# [DESCRIPTION OF THE TASK]
Restate the records in full, keeping every word as it is.

SOURCE DATA START

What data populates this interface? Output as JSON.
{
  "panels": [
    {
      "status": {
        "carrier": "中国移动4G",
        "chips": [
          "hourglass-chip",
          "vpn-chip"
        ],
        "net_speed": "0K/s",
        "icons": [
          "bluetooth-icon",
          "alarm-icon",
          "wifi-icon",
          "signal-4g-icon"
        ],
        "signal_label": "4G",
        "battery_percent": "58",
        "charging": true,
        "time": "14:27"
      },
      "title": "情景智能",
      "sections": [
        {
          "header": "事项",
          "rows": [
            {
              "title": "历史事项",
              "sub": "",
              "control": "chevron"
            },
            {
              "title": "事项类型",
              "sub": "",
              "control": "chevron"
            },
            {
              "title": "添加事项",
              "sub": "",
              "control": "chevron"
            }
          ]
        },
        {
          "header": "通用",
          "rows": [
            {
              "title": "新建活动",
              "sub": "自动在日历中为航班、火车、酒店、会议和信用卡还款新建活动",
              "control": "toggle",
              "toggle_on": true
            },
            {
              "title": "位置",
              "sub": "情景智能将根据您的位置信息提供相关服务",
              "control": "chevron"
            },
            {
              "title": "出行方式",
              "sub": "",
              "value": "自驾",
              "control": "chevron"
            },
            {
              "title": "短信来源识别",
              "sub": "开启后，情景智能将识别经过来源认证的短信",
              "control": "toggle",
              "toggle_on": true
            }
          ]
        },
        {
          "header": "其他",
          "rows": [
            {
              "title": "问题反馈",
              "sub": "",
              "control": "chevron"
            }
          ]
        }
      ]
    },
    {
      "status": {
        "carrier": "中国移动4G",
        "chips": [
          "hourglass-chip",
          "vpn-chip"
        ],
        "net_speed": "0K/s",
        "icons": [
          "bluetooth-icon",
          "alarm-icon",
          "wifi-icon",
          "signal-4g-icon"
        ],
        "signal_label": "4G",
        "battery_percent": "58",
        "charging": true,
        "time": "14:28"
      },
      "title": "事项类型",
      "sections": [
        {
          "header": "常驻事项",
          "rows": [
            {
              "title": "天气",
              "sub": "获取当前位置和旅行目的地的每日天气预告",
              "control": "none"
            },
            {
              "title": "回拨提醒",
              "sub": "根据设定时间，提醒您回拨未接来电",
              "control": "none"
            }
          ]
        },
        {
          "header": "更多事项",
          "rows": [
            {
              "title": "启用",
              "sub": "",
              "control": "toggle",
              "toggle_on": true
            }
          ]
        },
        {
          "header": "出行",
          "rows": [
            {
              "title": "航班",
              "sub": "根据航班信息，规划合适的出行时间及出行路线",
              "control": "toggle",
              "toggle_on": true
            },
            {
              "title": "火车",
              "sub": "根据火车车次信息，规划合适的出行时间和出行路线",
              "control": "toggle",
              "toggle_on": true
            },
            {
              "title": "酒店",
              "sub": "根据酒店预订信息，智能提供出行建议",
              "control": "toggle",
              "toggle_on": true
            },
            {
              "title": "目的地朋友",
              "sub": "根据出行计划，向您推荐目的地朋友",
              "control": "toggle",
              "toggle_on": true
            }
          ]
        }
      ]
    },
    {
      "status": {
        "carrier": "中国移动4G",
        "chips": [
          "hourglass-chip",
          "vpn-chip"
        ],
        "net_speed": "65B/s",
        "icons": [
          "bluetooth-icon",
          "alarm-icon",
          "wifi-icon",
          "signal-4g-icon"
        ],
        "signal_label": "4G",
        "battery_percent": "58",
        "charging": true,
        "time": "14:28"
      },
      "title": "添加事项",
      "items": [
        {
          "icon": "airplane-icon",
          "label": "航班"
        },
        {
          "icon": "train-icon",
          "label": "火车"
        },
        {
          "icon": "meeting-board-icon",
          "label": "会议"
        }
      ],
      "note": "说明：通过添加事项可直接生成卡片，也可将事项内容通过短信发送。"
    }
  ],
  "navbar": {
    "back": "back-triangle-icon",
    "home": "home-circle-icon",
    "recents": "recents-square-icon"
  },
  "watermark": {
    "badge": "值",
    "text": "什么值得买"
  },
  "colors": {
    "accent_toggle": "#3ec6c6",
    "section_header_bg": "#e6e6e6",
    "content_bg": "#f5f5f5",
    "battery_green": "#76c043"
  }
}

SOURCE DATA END

# [EXERCISE RESPONSE]
What data populates this interface? Output as JSON.
{
  "panels": [
    {
      "status": {
        "carrier": "中国移动4G",
        "chips": [
          "hourglass-chip",
          "vpn-chip"
        ],
        "net_speed": "0K/s",
        "icons": [
          "bluetooth-icon",
          "alarm-icon",
          "wifi-icon",
          "signal-4g-icon"
        ],
        "signal_label": "4G",
        "battery_percent": "58",
        "charging": true,
        "time": "14:27"
      },
      "title": "情景智能",
      "sections": [
        {
          "header": "事项",
          "rows": [
            {
              "title": "历史事项",
              "sub": "",
              "control": "chevron"
            },
            {
              "title": "事项类型",
              "sub": "",
              "control": "chevron"
            },
            {
              "title": "添加事项",
              "sub": "",
              "control": "chevron"
            }
          ]
        },
        {
          "header": "通用",
          "rows": [
            {
              "title": "新建活动",
              "sub": "自动在日历中为航班、火车、酒店、会议和信用卡还款新建活动",
              "control": "toggle",
              "toggle_on": true
            },
            {
              "title": "位置",
              "sub": "情景智能将根据您的位置信息提供相关服务",
              "control": "chevron"
            },
            {
              "title": "出行方式",
              "sub": "",
              "value": "自驾",
              "control": "chevron"
            },
            {
              "title": "短信来源识别",
              "sub": "开启后，情景智能将识别经过来源认证的短信",
              "control": "toggle",
              "toggle_on": true
            }
          ]
        },
        {
          "header": "其他",
          "rows": [
            {
              "title": "问题反馈",
              "sub": "",
              "control": "chevron"
            }
          ]
        }
      ]
    },
    {
      "status": {
        "carrier": "中国移动4G",
        "chips": [
          "hourglass-chip",
          "vpn-chip"
        ],
        "net_speed": "0K/s",
        "icons": [
          "bluetooth-icon",
          "alarm-icon",
          "wifi-icon",
          "signal-4g-icon"
        ],
        "signal_label": "4G",
        "battery_percent": "58",
        "charging": true,
        "time": "14:28"
      },
      "title": "事项类型",
      "sections": [
        {
          "header": "常驻事项",
          "rows": [
            {
              "title": "天气",
              "sub": "获取当前位置和旅行目的地的每日天气预告",
              "control": "none"
            },
            {
              "title": "回拨提醒",
              "sub": "根据设定时间，提醒您回拨未接来电",
              "control": "none"
            }
          ]
        },
        {
          "header": "更多事项",
          "rows": [
            {
              "title": "启用",
              "sub": "",
              "control": "toggle",
              "toggle_on": true
            }
          ]
        },
        {
          "header": "出行",
          "rows": [
            {
              "title": "航班",
              "sub": "根据航班信息，规划合适的出行时间及出行路线",
              "control": "toggle",
              "toggle_on": true
            },
            {
              "title": "火车",
              "sub": "根据火车车次信息，规划合适的出行时间和出行路线",
              "control": "toggle",
              "toggle_on": true
            },
            {
              "title": "酒店",
              "sub": "根据酒店预订信息，智能提供出行建议",
              "control": "toggle",
              "toggle_on": true
            },
            {
              "title": "目的地朋友",
              "sub": "根据出行计划，向您推荐目的地朋友",
              "control": "toggle",
              "toggle_on": true
            }
          ]
        }
      ]
    },
    {
      "status": {
        "carrier": "中国移动4G",
        "chips": [
          "hourglass-chip",
          "vpn-chip"
        ],
        "net_speed": "65B/s",
        "icons": [
          "bluetooth-icon",
          "alarm-icon",
          "wifi-icon",
          "signal-4g-icon"
        ],
        "signal_label": "4G",
        "battery_percent": "58",
        "charging": true,
        "time": "14:28"
      },
      "title": "添加事项",
      "items": [
        {
          "icon": "airplane-icon",
          "label": "航班"
        },
        {
          "icon": "train-icon",
          "label": "火车"
        },
        {
          "icon": "meeting-board-icon",
          "label": "会议"
        }
      ],
      "note": "说明：通过添加事项可直接生成卡片，也可将事项内容通过短信发送。"
    }
  ],
  "navbar": {
    "back": "back-triangle-icon",
    "home": "home-circle-icon",
    "recents": "recents-square-icon"
  },
  "watermark": {
    "badge": "值",
    "text": "什么值得买"
  },
  "colors": {
    "accent_toggle": "#3ec6c6",
    "section_header_bg": "#e6e6e6",
    "content_bg": "#f5f5f5",
    "battery_green": "#76c043"
  }
}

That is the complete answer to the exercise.